> _What is needed_
All that is asked is a faithful reproduction of the entries.

> _Dataset_
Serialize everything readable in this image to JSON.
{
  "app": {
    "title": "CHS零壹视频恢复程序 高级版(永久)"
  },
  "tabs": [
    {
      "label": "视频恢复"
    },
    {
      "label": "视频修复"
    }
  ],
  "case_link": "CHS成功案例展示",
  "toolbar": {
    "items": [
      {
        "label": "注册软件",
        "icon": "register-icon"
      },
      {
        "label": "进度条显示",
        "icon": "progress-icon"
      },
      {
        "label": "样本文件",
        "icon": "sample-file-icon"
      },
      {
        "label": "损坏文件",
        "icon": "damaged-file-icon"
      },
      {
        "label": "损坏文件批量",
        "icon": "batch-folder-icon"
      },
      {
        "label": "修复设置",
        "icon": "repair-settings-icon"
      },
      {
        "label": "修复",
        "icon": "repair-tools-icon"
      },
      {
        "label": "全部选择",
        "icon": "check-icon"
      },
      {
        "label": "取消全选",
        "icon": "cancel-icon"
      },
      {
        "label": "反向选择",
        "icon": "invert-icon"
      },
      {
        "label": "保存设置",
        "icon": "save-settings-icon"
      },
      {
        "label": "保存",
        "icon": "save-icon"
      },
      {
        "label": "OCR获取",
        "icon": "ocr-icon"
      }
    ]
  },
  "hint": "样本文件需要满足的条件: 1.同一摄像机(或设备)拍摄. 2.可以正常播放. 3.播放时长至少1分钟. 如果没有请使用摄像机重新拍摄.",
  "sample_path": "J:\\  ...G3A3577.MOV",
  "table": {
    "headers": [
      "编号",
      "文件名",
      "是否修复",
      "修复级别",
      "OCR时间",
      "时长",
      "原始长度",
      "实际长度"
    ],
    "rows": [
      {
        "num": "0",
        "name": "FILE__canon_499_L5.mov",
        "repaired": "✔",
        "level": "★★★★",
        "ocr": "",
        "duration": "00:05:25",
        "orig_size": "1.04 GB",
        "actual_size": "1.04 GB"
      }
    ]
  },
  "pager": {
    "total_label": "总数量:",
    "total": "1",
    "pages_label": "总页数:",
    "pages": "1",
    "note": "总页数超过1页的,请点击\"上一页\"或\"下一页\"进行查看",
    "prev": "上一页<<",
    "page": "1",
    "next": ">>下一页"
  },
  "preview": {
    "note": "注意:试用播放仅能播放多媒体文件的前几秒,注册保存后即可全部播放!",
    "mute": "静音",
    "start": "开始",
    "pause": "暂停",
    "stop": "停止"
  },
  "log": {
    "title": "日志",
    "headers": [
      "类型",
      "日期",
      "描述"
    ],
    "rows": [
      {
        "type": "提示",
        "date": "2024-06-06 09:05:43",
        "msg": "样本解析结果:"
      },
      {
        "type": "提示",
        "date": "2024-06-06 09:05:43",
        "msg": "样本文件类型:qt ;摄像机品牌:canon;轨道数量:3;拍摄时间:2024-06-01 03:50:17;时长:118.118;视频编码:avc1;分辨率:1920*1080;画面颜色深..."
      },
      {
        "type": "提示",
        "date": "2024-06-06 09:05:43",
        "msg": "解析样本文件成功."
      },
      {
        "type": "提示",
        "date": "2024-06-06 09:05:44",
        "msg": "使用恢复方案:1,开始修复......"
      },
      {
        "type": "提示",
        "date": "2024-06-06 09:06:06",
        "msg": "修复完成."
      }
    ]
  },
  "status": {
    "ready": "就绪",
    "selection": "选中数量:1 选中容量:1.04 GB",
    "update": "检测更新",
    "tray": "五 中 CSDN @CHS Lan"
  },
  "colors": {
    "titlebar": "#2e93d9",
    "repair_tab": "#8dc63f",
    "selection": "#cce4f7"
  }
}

> _Solution to the exercise_
Serialize everything readable in this image to JSON.
{
  "app": {
    "title": "CHS零壹视频恢复程序 高级版(永久)"
  },
  "tabs": [
    {
      "label": "视频恢复"
    },
    {
      "label": "视频修复"
    }
  ],
  "case_link": "CHS成功案例展示",
  "toolbar": {
    "items": [
      {
        "label": "注册软件",
        "icon": "register-icon"
      },
      {
        "label": "进度条显示",
        "icon": "progress-icon"
      },
      {
        "label": "样本文件",
        "icon": "sample-file-icon"
      },
      {
        "label": "损坏文件",
        "icon": "damaged-file-icon"
      },
      {
        "label": "损坏文件批量",
        "icon": "batch-folder-icon"
      },
      {
        "label": "修复设置",
        "icon": "repair-settings-icon"
      },
      {
        "label": "修复",
        "icon": "repair-tools-icon"
      },
      {
        "label": "全部选择",
        "icon": "check-icon"
      },
      {
        "label": "取消全选",
        "icon": "cancel-icon"
      },
      {
        "label": "反向选择",
        "icon": "invert-icon"
      },
      {
        "label": "保存设置",
        "icon": "save-settings-icon"
      },
      {
        "label": "保存",
        "icon": "save-icon"
      },
      {
        "label": "OCR获取",
        "icon": "ocr-icon"
      }
    ]
  },
  "hint": "样本文件需要满足的条件: 1.同一摄像机(或设备)拍摄. 2.可以正常播放. 3.播放时长至少1分钟. 如果没有请使用摄像机重新拍摄.",
  "sample_path": "J:\\  ...G3A3577.MOV",
  "table": {
    "headers": [
      "编号",
      "文件名",
      "是否修复",
      "修复级别",
      "OCR时间",
      "时长",
      "原始长度",
      "实际长度"
    ],
    "rows": [
      {
        "num": "0",
        "name": "FILE__canon_499_L5.mov",
        "repaired": "✔",
        "level": "★★★★",
        "ocr": "",
        "duration": "00:05:25",
        "orig_size": "1.04 GB",
        "actual_size": "1.04 GB"
      }
    ]
  },
  "pager": {
    "total_label": "总数量:",
    "total": "1",
    "pages_label": "总页数:",
    "pages": "1",
    "note": "总页数超过1页的,请点击\"上一页\"或\"下一页\"进行查看",
    "prev": "上一页<<",
    "page": "1",
    "next": ">>下一页"
  },
  "preview": {
    "note": "注意:试用播放仅能播放多媒体文件的前几秒,注册保存后即可全部播放!",
    "mute": "静音",
    "start": "开始",
    "pause": "暂停",
    "stop": "停止"
  },
  "log": {
    "title": "日志",
    "headers": [
      "类型",
      "日期",
      "描述"
    ],
    "rows": [
      {
        "type": "提示",
        "date": "2024-06-06 09:05:43",
        "msg": "样本解析结果:"
      },
      {
        "type": "提示",
        "date": "2024-06-06 09:05:43",
        "msg": "样本文件类型:qt ;摄像机品牌:canon;轨道数量:3;拍摄时间:2024-06-01 03:50:17;时长:118.118;视频编码:avc1;分辨率:1920*1080;画面颜色深..."
      },
      {
        "type": "提示",
        "date": "2024-06-06 09:05:43",
        "msg": "解析样本文件成功."
      },
      {
        "type": "提示",
        "date": "2024-06-06 09:05:44",
        "msg": "使用恢复方案:1,开始修复......"
      },
      {
        "type": "提示",
        "date": "2024-06-06 09:06:06",
        "msg": "修复完成."
      }
    ]
  },
  "status": {
    "ready": "就绪",
    "selection": "选中数量:1 选中容量:1.04 GB",
    "update": "检测更新",
    "tray": "五 中 CSDN @CHS Lan"
  },
  "colors": {
    "titlebar": "#2e93d9",
    "repair_tab": "#8dc63f",
    "selection": "#cce4f7"
  }
}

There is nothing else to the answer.